» WORK REQUEST
All of the data below should be printed again exactly, pictures excluded.

EXTRACTED RECORDS Start Marker

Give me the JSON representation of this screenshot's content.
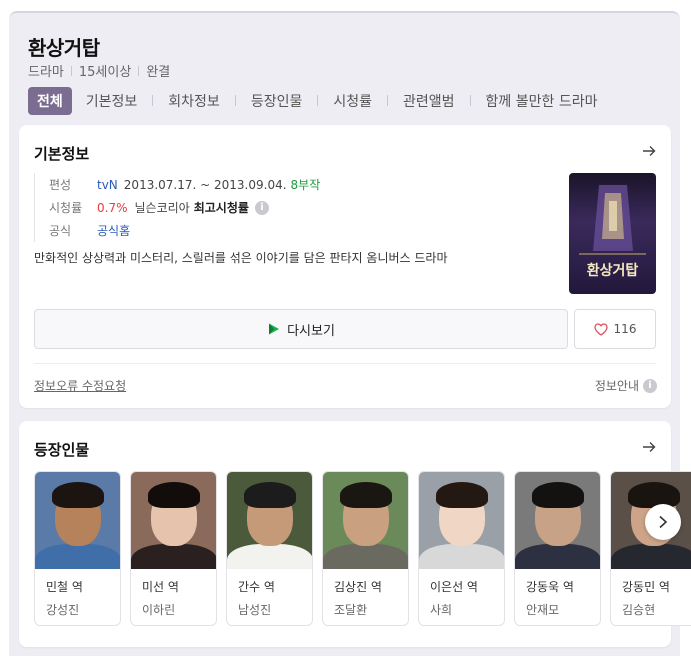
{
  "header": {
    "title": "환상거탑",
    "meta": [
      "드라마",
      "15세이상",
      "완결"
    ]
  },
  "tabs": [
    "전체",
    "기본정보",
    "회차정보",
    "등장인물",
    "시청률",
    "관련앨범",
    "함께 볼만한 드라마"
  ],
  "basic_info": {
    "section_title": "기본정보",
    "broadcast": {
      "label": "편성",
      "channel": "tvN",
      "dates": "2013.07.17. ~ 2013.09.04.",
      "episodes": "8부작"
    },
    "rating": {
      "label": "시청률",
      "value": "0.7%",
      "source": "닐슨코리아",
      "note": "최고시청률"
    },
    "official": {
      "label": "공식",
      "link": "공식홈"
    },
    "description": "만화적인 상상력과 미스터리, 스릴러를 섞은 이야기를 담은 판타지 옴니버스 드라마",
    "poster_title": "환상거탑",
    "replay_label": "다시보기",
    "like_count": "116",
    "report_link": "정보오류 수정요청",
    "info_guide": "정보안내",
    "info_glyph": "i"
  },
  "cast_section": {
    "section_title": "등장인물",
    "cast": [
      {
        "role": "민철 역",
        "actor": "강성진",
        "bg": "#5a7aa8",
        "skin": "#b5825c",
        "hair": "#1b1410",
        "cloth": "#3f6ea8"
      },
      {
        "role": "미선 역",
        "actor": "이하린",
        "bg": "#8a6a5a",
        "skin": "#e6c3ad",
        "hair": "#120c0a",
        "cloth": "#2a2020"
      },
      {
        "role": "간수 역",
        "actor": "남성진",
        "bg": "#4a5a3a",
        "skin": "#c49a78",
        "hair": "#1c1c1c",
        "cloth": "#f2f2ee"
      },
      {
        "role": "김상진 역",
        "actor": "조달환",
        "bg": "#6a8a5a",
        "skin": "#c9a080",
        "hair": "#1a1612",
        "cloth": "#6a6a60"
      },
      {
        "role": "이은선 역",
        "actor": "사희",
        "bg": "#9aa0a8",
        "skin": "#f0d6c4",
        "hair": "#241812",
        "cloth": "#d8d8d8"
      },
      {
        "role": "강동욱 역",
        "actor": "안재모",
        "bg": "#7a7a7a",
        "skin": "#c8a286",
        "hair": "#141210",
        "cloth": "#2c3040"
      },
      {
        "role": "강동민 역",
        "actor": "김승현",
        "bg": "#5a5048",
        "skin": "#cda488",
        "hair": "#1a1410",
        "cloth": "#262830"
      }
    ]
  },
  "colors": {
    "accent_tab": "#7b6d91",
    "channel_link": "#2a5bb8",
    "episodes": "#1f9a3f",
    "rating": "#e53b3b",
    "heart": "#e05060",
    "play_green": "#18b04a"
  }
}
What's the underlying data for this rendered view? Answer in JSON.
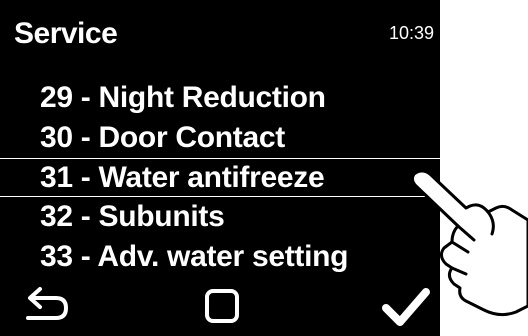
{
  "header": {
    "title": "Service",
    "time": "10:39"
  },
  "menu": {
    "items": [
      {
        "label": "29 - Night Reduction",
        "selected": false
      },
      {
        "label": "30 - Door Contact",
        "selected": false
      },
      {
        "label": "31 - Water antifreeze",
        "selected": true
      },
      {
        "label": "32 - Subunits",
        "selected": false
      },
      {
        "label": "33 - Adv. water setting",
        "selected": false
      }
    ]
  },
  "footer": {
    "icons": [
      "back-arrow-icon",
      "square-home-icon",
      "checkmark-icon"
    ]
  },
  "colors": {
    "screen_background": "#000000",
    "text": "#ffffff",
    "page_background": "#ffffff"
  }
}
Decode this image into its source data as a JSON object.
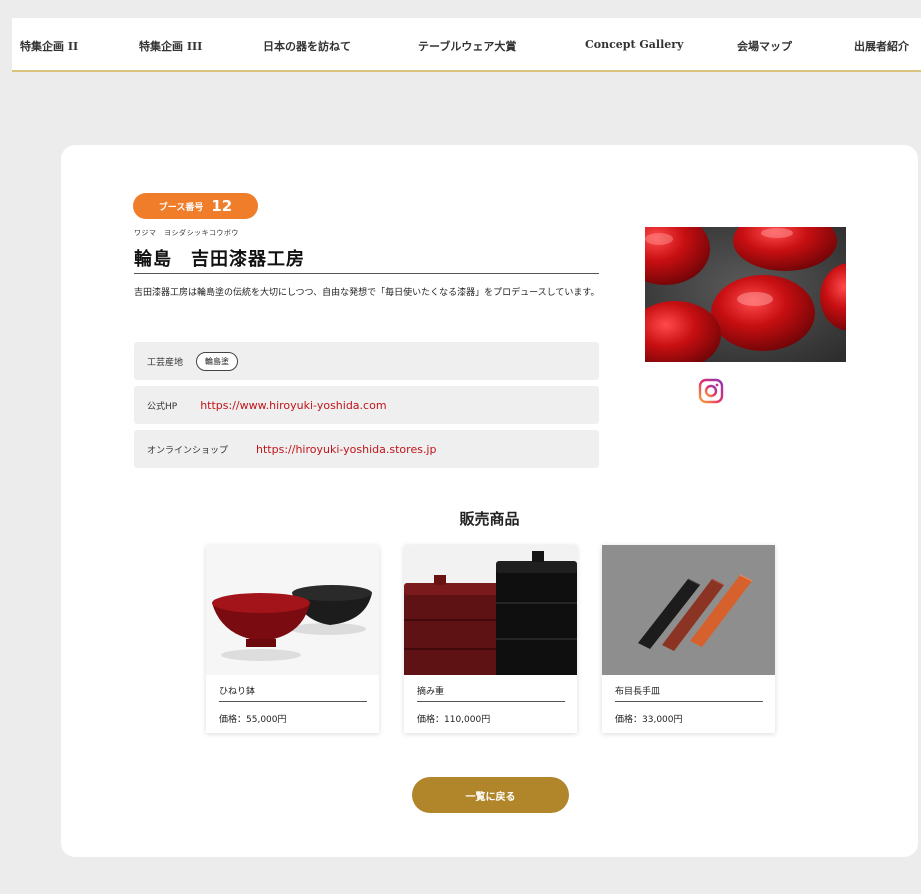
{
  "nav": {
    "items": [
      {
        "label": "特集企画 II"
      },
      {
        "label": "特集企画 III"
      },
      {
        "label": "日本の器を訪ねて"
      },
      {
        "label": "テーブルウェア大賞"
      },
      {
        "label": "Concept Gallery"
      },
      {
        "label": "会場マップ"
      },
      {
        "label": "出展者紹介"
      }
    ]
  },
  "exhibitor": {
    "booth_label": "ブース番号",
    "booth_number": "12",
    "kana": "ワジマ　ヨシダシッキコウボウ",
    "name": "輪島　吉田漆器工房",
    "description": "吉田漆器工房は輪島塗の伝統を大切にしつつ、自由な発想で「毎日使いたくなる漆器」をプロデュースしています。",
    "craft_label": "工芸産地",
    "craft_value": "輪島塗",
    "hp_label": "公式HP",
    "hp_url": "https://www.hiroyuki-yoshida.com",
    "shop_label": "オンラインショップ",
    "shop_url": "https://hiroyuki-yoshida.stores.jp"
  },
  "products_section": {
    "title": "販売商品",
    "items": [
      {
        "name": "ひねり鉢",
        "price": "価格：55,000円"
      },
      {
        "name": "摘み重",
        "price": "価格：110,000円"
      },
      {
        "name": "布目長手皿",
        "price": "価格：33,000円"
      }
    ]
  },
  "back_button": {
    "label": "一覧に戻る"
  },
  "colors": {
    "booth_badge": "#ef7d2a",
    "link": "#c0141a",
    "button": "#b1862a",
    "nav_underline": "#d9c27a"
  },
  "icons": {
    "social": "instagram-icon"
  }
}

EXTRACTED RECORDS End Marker

» SOLUTION TO THE EXERCISE
Give me the JSON representation of this screenshot's content.
{
  "header": {
    "title": "환상거탑",
    "meta": [
      "드라마",
      "15세이상",
      "완결"
    ]
  },
  "tabs": [
    "전체",
    "기본정보",
    "회차정보",
    "등장인물",
    "시청률",
    "관련앨범",
    "함께 볼만한 드라마"
  ],
  "basic_info": {
    "section_title": "기본정보",
    "broadcast": {
      "label": "편성",
      "channel": "tvN",
      "dates": "2013.07.17. ~ 2013.09.04.",
      "episodes": "8부작"
    },
    "rating": {
      "label": "시청률",
      "value": "0.7%",
      "source": "닐슨코리아",
      "note": "최고시청률"
    },
    "official": {
      "label": "공식",
      "link": "공식홈"
    },
    "description": "만화적인 상상력과 미스터리, 스릴러를 섞은 이야기를 담은 판타지 옴니버스 드라마",
    "poster_title": "환상거탑",
    "replay_label": "다시보기",
    "like_count": "116",
    "report_link": "정보오류 수정요청",
    "info_guide": "정보안내",
    "info_glyph": "i"
  },
  "cast_section": {
    "section_title": "등장인물",
    "cast": [
      {
        "role": "민철 역",
        "actor": "강성진",
        "bg": "#5a7aa8",
        "skin": "#b5825c",
        "hair": "#1b1410",
        "cloth": "#3f6ea8"
      },
      {
        "role": "미선 역",
        "actor": "이하린",
        "bg": "#8a6a5a",
        "skin": "#e6c3ad",
        "hair": "#120c0a",
        "cloth": "#2a2020"
      },
      {
        "role": "간수 역",
        "actor": "남성진",
        "bg": "#4a5a3a",
        "skin": "#c49a78",
        "hair": "#1c1c1c",
        "cloth": "#f2f2ee"
      },
      {
        "role": "김상진 역",
        "actor": "조달환",
        "bg": "#6a8a5a",
        "skin": "#c9a080",
        "hair": "#1a1612",
        "cloth": "#6a6a60"
      },
      {
        "role": "이은선 역",
        "actor": "사희",
        "bg": "#9aa0a8",
        "skin": "#f0d6c4",
        "hair": "#241812",
        "cloth": "#d8d8d8"
      },
      {
        "role": "강동욱 역",
        "actor": "안재모",
        "bg": "#7a7a7a",
        "skin": "#c8a286",
        "hair": "#141210",
        "cloth": "#2c3040"
      },
      {
        "role": "강동민 역",
        "actor": "김승현",
        "bg": "#5a5048",
        "skin": "#cda488",
        "hair": "#1a1410",
        "cloth": "#262830"
      }
    ]
  },
  "colors": {
    "accent_tab": "#7b6d91",
    "channel_link": "#2a5bb8",
    "episodes": "#1f9a3f",
    "rating": "#e53b3b",
    "heart": "#e05060",
    "play_green": "#18b04a"
  }
}
What's the underlying data for this rendered view? Answer in JSON.
{
  "header": {
    "title": "Service",
    "time": "10:39"
  },
  "menu": {
    "items": [
      {
        "label": "29 - Night Reduction",
        "selected": false
      },
      {
        "label": "30 - Door Contact",
        "selected": false
      },
      {
        "label": "31 - Water antifreeze",
        "selected": true
      },
      {
        "label": "32 - Subunits",
        "selected": false
      },
      {
        "label": "33 - Adv. water setting",
        "selected": false
      }
    ]
  },
  "footer": {
    "icons": [
      "back-arrow-icon",
      "square-home-icon",
      "checkmark-icon"
    ]
  },
  "colors": {
    "screen_background": "#000000",
    "text": "#ffffff",
    "page_background": "#ffffff"
  }
}
Decode this image into its source data as a JSON object.
{
  "nav": {
    "items": [
      {
        "label": "特集企画 II"
      },
      {
        "label": "特集企画 III"
      },
      {
        "label": "日本の器を訪ねて"
      },
      {
        "label": "テーブルウェア大賞"
      },
      {
        "label": "Concept Gallery"
      },
      {
        "label": "会場マップ"
      },
      {
        "label": "出展者紹介"
      }
    ]
  },
  "exhibitor": {
    "booth_label": "ブース番号",
    "booth_number": "12",
    "kana": "ワジマ　ヨシダシッキコウボウ",
    "name": "輪島　吉田漆器工房",
    "description": "吉田漆器工房は輪島塗の伝統を大切にしつつ、自由な発想で「毎日使いたくなる漆器」をプロデュースしています。",
    "craft_label": "工芸産地",
    "craft_value": "輪島塗",
    "hp_label": "公式HP",
    "hp_url": "https://www.hiroyuki-yoshida.com",
    "shop_label": "オンラインショップ",
    "shop_url": "https://hiroyuki-yoshida.stores.jp"
  },
  "products_section": {
    "title": "販売商品",
    "items": [
      {
        "name": "ひねり鉢",
        "price": "価格：55,000円"
      },
      {
        "name": "摘み重",
        "price": "価格：110,000円"
      },
      {
        "name": "布目長手皿",
        "price": "価格：33,000円"
      }
    ]
  },
  "back_button": {
    "label": "一覧に戻る"
  },
  "colors": {
    "booth_badge": "#ef7d2a",
    "link": "#c0141a",
    "button": "#b1862a",
    "nav_underline": "#d9c27a"
  },
  "icons": {
    "social": "instagram-icon"
  }
}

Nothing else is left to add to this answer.